Periglacial modelling Rocks can fracture when water enters the cracks and then repeatedly freezes and thaws. This is known as gelifraction or cryoclasty.
77UNIT 9 The shaping of the Earth's relief
Living things and relief The biosphere is the layers of the Earth where organisms exists. It's made up of the lithosphere (the solid surface), the hydrosphere (the water) and the atmosphere (the air). These three parts interact so that the planet is able to support life.
Living things and the atmosphere The Earth's original atmosphere was very different from the one we have today. It contained more CO2 and less O2. Many factors helped it evolve.
Cyanobacteria1, algae and plants carried out photosynthesis, which reduced the levels of CO2 and increased the O2 in the atmosphere. Oxygen contributes to the chemical weathering experienced by many rocks rich in iron.
Plants and microorganisms stored CO2 in the geosphere as coal and oil.
Limestone rock formed with the help of organisms with skeletons and carbonate shells, such as corals, red algae, molluscs and calcareous plankton.
Living things and the ground Our planet changed dramatically when it started to be colonised2 by lichens and plants. These organisms helped form the soil we know today. Animals living in soil help air enter into it. This air, with the help of water filtering into the ground, increases the weathering of rock.

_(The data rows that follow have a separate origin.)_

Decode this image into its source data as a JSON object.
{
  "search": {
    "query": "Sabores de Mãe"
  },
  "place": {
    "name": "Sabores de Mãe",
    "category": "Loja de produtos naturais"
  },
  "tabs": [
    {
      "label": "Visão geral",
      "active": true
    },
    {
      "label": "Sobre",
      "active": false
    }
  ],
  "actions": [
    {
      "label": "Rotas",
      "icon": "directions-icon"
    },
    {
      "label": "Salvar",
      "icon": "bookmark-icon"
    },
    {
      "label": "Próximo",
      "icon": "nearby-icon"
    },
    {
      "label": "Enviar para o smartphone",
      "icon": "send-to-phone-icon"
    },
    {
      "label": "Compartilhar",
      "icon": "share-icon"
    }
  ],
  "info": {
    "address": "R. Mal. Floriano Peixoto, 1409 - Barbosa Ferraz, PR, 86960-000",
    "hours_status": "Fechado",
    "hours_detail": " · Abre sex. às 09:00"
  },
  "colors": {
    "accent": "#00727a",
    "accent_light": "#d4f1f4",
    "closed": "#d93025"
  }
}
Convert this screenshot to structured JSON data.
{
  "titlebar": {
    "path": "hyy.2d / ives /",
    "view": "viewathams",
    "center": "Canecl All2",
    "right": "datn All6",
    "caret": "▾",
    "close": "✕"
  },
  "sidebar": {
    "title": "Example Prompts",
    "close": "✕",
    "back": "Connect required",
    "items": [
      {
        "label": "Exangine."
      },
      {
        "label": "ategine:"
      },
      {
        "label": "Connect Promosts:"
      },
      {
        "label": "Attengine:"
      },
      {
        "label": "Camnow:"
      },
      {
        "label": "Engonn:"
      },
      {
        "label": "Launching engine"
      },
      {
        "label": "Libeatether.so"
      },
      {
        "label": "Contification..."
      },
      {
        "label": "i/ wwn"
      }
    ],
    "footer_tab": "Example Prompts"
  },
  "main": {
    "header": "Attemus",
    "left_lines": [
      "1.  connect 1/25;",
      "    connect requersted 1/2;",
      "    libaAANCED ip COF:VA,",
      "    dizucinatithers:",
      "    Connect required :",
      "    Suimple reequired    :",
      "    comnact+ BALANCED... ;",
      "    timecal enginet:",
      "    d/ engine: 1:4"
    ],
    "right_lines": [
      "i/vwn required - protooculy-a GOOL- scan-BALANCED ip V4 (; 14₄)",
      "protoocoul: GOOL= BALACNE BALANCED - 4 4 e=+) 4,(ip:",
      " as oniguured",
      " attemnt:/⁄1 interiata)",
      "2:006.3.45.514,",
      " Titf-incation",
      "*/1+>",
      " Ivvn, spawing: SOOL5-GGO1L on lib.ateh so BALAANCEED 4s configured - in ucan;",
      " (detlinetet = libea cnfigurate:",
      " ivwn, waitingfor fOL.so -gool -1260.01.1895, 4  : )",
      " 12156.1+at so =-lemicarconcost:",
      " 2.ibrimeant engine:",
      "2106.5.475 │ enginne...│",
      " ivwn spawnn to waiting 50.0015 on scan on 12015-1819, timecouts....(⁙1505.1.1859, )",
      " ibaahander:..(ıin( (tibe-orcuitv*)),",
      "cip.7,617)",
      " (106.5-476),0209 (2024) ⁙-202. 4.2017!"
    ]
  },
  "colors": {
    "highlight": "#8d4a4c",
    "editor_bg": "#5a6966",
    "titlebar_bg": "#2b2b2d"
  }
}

Humans and their geological impact Humans have become the main agent modelling the Earth’s relief. The construction of cities, roads, reservoirs, mines and quarries has a great transforming impact. Humanised landscapes are now all over the planet while natural landscapes are…